Short-Term Rental Regulations by State
Short-term rentals have become very popular for travelers. Platforms like Airbnb and VRBO offer unique and affordable lodging. However, before making any investment decisions, it's essential to understand the short term rental laws and local regulations. Our guides provide a comprehensive overview of the local regulations, facts, and figures related to Airbnb rental properties in each city. They also include information on rental rates based on property size.
Hosts should be aware of any restrictions regarding the number of guests, activities, and hours of operation in the rental. This includes potential limits on the number of guests, the type of activities, and the hours of operation. Finally, it is essential to understand the local laws regarding short-term rental advertising, such as zoning requirements and noise ordinances.
Popular Vacation Rental Regulation Guides
Our community helps to improve our guides. However, local rules can change. To ensure accuracy, check rental ordinances before making any investment decisions.
Our full short-term rental regulation guides by state
- New Hampshire
- New Jersey
- New Mexico
- New York
- North Carolina
- North Dakota
- Rhode Island

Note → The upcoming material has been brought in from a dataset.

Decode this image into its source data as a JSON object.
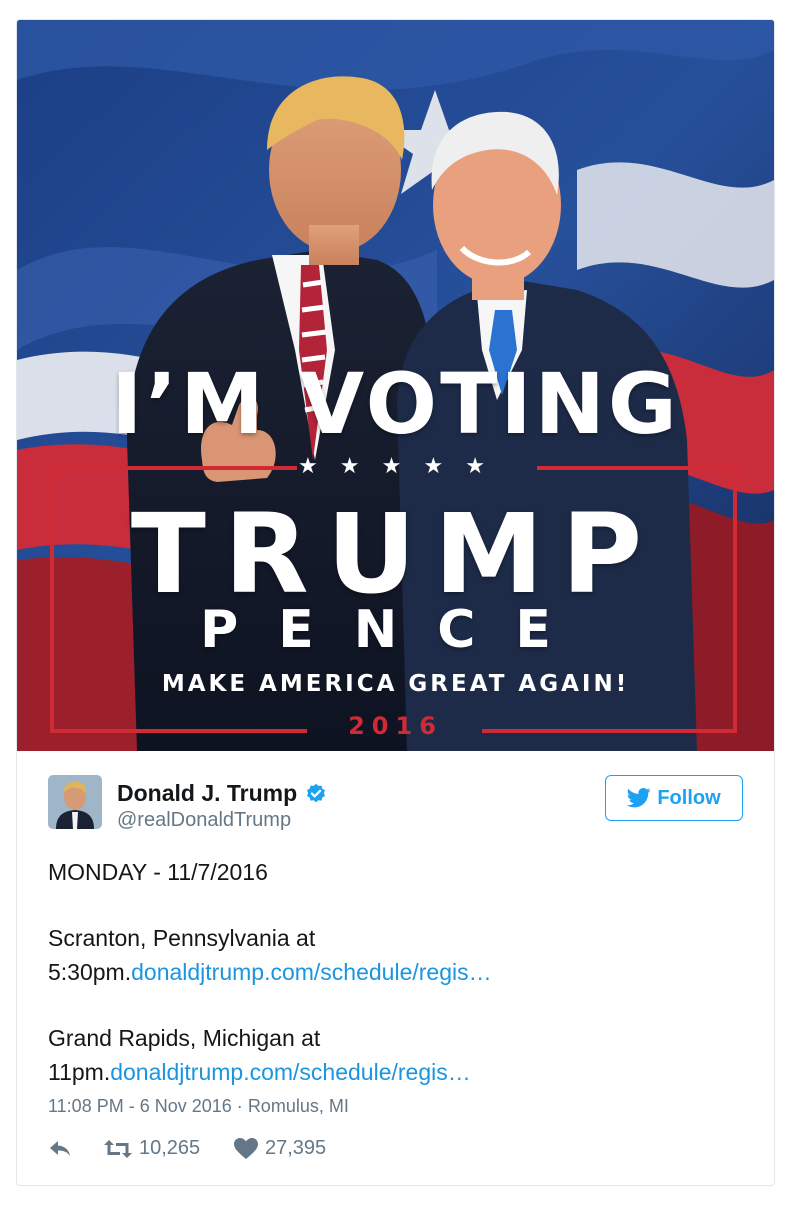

- South Carolina
- South Dakota
- Washington, DC
- West Virginia
What to know about short-term rental rules
Most people are familiar with the traditional long-term rental agreement. This is when you sign a lease for an apartment, house, or other dwellings for a set period of time, usually six months to a year. But what about renting out your home on a short-term basis, like Airbnb or VRBO? That's where things can get a little tricky, and you need to be aware of city regulations.
There may be laws and regulations governing short-term rentals depending on where you live. For example, in New York City, it is illegal to rent out an entire apartment for less than 30 days if the owner is not present. So if you're planning on listing your place on Airbnb or another vacation rental site, make sure you check with your city first to see if there are any restrictions.
Even if there are no laws explicitly prohibiting short-term rentals, other regulations may apply. For instance, most cities have zoning laws that dictate what businesses can operate in certain areas. If you live in a residential neighborhood, you may not be able to rent out your home as a vacation rental unless it's zoned for commercial use.
And finally, even if your city does allow short-term rentals, local homeowners associations (HOA) for the neighborhood or building might have restrictions on the use of the property. Check out our free city regulation guides, the library of vacation rental how-to's, and host resources to get you started with your short-term rental operation.